*With apologies.



Don’t fear the Reaper* …

… but *do* have a very healthy respect for it.

The SMOKIN’ ED’S CAROLINA REAPER® pepper, that is. Here’s a bit about it from Wikipedia:

The Carolina Reaper is a hybrid cultivar of chili pepper of the Capsicum chinense species, originally named the “HP22B”, bred by cultivator Ed Currie, who runs PuckerButt Pepper Company in Fort Mill, South Carolina, United States. It’s the world’s hottest hybrid pepper. The original cross was a red naga pepper and a red savina pepper. [1] The “Carolina Reaper” was rated as the world’s hottest chili pepper by Guinness World Records according to 2012 tests,[2] averaging 1,569,300 on the Scoville scale with peak levels of over 2,200,000 Scoville Heat Units (SHU). The previous record-holder was the Trinidad Scorpion Butch T.[3]

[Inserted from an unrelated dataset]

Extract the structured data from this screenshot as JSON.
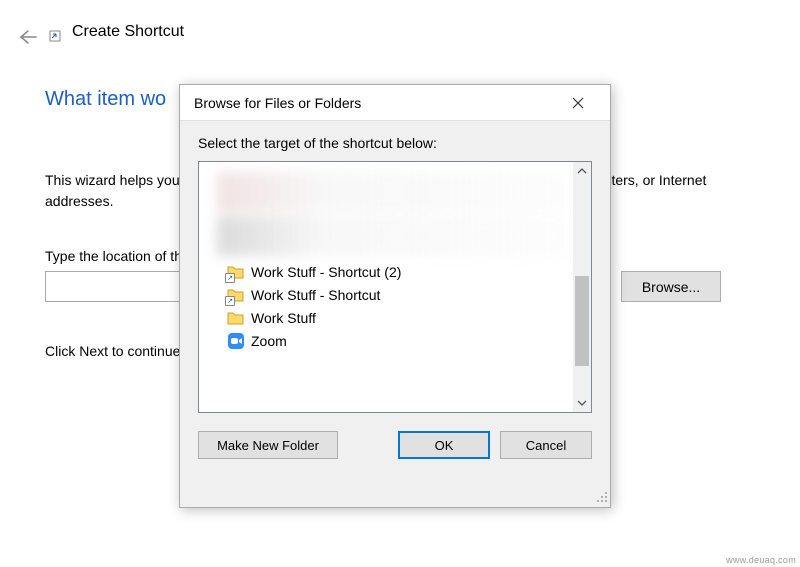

There are some included in today’s harvest of peppers:

2014habs

How are they? Oh, baby!

No, seriously, trying one of these peppers is sort of the equivalent of seeing a live, active volcano. Sure, it’s insanely hot (I ate the smallest little piece, about the size of an apple seed, and it did the whole ‘mouth numb, face flushed, lips melting, nose running’ thing). But it’s also insanely cool to just experience the thing … if you exercise a little respect for its power.

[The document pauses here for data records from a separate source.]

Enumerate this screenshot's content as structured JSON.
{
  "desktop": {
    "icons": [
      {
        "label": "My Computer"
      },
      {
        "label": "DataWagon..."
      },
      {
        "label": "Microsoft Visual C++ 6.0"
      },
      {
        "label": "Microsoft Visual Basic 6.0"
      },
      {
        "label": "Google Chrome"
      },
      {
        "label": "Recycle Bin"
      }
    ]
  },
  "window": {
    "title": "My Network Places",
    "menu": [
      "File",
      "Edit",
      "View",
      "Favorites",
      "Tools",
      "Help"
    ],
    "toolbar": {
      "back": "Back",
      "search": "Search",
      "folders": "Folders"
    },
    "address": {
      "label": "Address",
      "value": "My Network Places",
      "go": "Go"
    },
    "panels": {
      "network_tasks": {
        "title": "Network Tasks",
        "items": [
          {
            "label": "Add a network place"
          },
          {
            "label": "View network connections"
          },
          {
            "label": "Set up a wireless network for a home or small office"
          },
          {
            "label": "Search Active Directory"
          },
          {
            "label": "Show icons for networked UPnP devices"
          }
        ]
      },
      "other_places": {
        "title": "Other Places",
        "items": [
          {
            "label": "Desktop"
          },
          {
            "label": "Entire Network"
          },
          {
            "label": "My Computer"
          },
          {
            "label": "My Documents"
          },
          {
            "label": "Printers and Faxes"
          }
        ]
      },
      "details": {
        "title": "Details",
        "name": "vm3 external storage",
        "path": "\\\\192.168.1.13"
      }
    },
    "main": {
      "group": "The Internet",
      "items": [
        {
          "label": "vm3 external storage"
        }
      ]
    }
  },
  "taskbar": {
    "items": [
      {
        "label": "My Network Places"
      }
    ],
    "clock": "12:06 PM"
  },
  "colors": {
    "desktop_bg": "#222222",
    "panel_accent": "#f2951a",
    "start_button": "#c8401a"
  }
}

And they have the same flavor profile as other super-hot Habaneros, which is actually why I like them. It’s a deep, smokey, lasting peppery flavor.

I’ve only harvested about 60 peppers from my plants so far this season. For some people, that would be about 59 too many. But if the weather holds, perhaps I’ll have a total harvest along what I’ve gotten in years past.

 

Jim Downey

*Of course. And if you would like to order your own fresh super-hot peppers, you can do so from the same place I get my seedlings each year.